Copy the whole listing below exactly.
------------------------
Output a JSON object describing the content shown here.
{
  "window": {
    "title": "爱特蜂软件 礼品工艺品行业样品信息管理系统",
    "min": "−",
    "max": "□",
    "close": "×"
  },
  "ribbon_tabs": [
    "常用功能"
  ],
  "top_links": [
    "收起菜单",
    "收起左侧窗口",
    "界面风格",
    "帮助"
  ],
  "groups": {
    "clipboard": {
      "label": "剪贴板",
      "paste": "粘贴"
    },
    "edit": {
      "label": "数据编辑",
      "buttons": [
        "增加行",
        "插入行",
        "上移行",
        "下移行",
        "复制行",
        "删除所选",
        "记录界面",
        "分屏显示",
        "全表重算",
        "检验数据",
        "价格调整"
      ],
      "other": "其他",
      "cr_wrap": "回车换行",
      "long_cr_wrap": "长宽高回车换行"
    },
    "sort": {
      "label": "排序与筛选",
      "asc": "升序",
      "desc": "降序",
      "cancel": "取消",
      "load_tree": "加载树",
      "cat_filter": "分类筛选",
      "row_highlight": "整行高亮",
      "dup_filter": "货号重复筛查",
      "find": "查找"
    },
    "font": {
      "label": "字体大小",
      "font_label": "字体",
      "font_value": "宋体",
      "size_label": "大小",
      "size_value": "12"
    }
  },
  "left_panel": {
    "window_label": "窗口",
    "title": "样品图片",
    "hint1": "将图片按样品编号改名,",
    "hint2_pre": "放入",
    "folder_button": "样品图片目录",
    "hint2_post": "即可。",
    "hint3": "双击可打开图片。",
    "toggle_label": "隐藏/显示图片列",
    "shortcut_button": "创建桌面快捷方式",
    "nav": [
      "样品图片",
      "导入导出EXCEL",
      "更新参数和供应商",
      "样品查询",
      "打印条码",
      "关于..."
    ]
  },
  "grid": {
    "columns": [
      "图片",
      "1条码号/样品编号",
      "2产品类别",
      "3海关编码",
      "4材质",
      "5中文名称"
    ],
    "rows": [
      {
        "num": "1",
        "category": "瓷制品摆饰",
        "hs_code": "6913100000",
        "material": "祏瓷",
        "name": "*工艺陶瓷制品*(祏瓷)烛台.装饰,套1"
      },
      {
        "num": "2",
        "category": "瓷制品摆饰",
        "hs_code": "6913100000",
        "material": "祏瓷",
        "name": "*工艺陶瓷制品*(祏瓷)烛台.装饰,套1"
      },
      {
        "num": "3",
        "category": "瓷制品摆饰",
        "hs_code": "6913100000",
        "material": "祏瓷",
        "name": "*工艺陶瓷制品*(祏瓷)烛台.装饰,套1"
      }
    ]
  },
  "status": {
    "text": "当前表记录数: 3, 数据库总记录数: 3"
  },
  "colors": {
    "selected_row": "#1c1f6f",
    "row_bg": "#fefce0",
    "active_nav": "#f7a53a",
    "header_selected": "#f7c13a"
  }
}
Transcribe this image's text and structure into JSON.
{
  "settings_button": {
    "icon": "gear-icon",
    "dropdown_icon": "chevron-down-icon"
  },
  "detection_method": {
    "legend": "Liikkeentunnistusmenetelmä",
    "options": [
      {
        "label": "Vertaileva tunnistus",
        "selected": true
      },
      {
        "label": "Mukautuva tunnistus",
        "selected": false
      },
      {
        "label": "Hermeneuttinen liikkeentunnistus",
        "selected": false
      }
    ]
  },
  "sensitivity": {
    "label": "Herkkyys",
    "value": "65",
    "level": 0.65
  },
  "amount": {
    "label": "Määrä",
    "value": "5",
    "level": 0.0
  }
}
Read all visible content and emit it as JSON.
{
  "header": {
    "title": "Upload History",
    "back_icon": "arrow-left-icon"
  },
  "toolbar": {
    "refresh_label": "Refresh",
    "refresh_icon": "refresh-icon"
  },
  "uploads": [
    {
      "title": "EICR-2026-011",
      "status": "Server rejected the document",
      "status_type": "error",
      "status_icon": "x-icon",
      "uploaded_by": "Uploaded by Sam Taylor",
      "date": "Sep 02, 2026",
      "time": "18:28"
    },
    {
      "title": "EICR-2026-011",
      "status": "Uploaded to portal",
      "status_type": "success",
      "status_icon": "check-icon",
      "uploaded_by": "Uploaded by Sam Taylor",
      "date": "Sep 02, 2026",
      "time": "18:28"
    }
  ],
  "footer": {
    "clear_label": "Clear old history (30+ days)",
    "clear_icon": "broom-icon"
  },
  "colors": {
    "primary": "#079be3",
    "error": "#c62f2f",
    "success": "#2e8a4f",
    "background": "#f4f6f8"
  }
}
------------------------
> **Exercise solution**
Output a JSON object describing the content shown here.
{
  "window": {
    "title": "爱特蜂软件 礼品工艺品行业样品信息管理系统",
    "min": "−",
    "max": "□",
    "close": "×"
  },
  "ribbon_tabs": [
    "常用功能"
  ],
  "top_links": [
    "收起菜单",
    "收起左侧窗口",
    "界面风格",
    "帮助"
  ],
  "groups": {
    "clipboard": {
      "label": "剪贴板",
      "paste": "粘贴"
    },
    "edit": {
      "label": "数据编辑",
      "buttons": [
        "增加行",
        "插入行",
        "上移行",
        "下移行",
        "复制行",
        "删除所选",
        "记录界面",
        "分屏显示",
        "全表重算",
        "检验数据",
        "价格调整"
      ],
      "other": "其他",
      "cr_wrap": "回车换行",
      "long_cr_wrap": "长宽高回车换行"
    },
    "sort": {
      "label": "排序与筛选",
      "asc": "升序",
      "desc": "降序",
      "cancel": "取消",
      "load_tree": "加载树",
      "cat_filter": "分类筛选",
      "row_highlight": "整行高亮",
      "dup_filter": "货号重复筛查",
      "find": "查找"
    },
    "font": {
      "label": "字体大小",
      "font_label": "字体",
      "font_value": "宋体",
      "size_label": "大小",
      "size_value": "12"
    }
  },
  "left_panel": {
    "window_label": "窗口",
    "title": "样品图片",
    "hint1": "将图片按样品编号改名,",
    "hint2_pre": "放入",
    "folder_button": "样品图片目录",
    "hint2_post": "即可。",
    "hint3": "双击可打开图片。",
    "toggle_label": "隐藏/显示图片列",
    "shortcut_button": "创建桌面快捷方式",
    "nav": [
      "样品图片",
      "导入导出EXCEL",
      "更新参数和供应商",
      "样品查询",
      "打印条码",
      "关于..."
    ]
  },
  "grid": {
    "columns": [
      "图片",
      "1条码号/样品编号",
      "2产品类别",
      "3海关编码",
      "4材质",
      "5中文名称"
    ],
    "rows": [
      {
        "num": "1",
        "category": "瓷制品摆饰",
        "hs_code": "6913100000",
        "material": "祏瓷",
        "name": "*工艺陶瓷制品*(祏瓷)烛台.装饰,套1"
      },
      {
        "num": "2",
        "category": "瓷制品摆饰",
        "hs_code": "6913100000",
        "material": "祏瓷",
        "name": "*工艺陶瓷制品*(祏瓷)烛台.装饰,套1"
      },
      {
        "num": "3",
        "category": "瓷制品摆饰",
        "hs_code": "6913100000",
        "material": "祏瓷",
        "name": "*工艺陶瓷制品*(祏瓷)烛台.装饰,套1"
      }
    ]
  },
  "status": {
    "text": "当前表记录数: 3, 数据库总记录数: 3"
  },
  "colors": {
    "selected_row": "#1c1f6f",
    "row_bg": "#fefce0",
    "active_nav": "#f7a53a",
    "header_selected": "#f7c13a"
  }
}
Transcribe this image's text and structure into JSON.
{
  "settings_button": {
    "icon": "gear-icon",
    "dropdown_icon": "chevron-down-icon"
  },
  "detection_method": {
    "legend": "Liikkeentunnistusmenetelmä",
    "options": [
      {
        "label": "Vertaileva tunnistus",
        "selected": true
      },
      {
        "label": "Mukautuva tunnistus",
        "selected": false
      },
      {
        "label": "Hermeneuttinen liikkeentunnistus",
        "selected": false
      }
    ]
  },
  "sensitivity": {
    "label": "Herkkyys",
    "value": "65",
    "level": 0.65
  },
  "amount": {
    "label": "Määrä",
    "value": "5",
    "level": 0.0
  }
}
Read all visible content and emit it as JSON.
{
  "header": {
    "title": "Upload History",
    "back_icon": "arrow-left-icon"
  },
  "toolbar": {
    "refresh_label": "Refresh",
    "refresh_icon": "refresh-icon"
  },
  "uploads": [
    {
      "title": "EICR-2026-011",
      "status": "Server rejected the document",
      "status_type": "error",
      "status_icon": "x-icon",
      "uploaded_by": "Uploaded by Sam Taylor",
      "date": "Sep 02, 2026",
      "time": "18:28"
    },
    {
      "title": "EICR-2026-011",
      "status": "Uploaded to portal",
      "status_type": "success",
      "status_icon": "check-icon",
      "uploaded_by": "Uploaded by Sam Taylor",
      "date": "Sep 02, 2026",
      "time": "18:28"
    }
  ],
  "footer": {
    "clear_label": "Clear old history (30+ days)",
    "clear_icon": "broom-icon"
  },
  "colors": {
    "primary": "#079be3",
    "error": "#c62f2f",
    "success": "#2e8a4f",
    "background": "#f4f6f8"
  }
}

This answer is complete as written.